'''

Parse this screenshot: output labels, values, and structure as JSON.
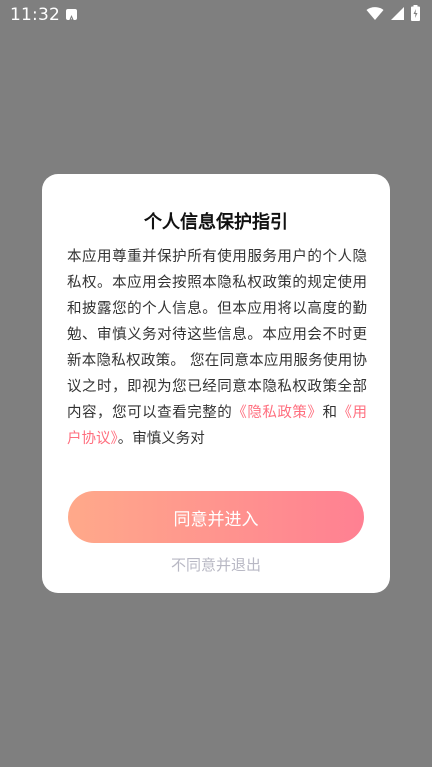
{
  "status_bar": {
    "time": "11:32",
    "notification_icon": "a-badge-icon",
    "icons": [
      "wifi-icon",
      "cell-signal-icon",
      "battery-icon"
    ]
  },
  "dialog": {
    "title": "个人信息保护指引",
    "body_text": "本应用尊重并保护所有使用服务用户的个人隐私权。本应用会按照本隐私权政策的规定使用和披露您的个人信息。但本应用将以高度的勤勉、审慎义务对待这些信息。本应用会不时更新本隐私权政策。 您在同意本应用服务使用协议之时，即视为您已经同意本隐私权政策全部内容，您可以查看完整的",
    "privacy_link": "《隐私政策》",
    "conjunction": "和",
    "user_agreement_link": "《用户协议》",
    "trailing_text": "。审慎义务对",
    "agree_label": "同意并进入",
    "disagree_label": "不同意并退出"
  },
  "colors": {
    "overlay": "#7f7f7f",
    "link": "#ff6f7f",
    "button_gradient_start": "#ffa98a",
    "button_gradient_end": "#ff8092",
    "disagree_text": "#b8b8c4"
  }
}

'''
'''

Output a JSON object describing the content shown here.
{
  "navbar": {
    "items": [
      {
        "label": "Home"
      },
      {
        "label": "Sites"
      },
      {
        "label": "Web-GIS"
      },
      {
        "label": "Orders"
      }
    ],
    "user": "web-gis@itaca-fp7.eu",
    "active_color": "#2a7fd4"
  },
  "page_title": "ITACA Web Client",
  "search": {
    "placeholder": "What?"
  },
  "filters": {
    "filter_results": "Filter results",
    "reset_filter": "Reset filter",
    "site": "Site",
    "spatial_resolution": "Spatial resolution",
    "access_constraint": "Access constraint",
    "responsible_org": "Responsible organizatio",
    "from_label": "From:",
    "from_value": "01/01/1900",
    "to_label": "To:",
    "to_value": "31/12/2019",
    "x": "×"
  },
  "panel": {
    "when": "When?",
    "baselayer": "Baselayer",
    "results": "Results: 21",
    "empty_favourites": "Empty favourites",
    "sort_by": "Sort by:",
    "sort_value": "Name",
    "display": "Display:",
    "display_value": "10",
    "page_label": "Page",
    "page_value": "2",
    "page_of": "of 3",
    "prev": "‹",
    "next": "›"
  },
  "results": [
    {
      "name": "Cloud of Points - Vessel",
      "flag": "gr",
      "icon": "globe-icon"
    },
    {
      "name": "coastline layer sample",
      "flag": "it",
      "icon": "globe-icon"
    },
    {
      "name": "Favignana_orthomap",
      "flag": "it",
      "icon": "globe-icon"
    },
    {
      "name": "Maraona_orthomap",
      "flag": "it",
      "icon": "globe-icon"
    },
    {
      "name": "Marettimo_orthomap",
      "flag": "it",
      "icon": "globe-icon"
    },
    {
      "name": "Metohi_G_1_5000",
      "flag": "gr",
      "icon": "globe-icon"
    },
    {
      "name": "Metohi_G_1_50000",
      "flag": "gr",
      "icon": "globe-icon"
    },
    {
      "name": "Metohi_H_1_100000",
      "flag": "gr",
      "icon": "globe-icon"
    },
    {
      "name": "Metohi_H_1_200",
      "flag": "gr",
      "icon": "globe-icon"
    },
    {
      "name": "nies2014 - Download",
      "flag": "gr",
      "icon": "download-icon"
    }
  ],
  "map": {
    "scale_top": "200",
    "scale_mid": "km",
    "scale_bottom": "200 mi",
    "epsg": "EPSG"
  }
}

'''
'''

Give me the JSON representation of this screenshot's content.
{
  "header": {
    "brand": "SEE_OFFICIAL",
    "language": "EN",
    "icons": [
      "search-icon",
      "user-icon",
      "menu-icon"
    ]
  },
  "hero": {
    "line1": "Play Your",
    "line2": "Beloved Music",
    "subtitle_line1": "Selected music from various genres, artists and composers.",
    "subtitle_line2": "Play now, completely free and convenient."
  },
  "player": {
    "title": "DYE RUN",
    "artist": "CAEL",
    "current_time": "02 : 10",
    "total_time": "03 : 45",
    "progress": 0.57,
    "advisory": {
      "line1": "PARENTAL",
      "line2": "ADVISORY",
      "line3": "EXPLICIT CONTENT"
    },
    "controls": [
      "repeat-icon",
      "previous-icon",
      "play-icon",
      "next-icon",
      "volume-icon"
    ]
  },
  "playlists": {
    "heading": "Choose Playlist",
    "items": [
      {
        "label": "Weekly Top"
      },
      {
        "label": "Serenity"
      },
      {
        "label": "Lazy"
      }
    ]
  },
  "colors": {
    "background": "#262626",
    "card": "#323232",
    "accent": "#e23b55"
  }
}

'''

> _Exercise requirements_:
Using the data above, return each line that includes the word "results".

> _Solution to the problem_:
    "filter_results": "Filter results",
    "results": "Results: 21",
  "results": [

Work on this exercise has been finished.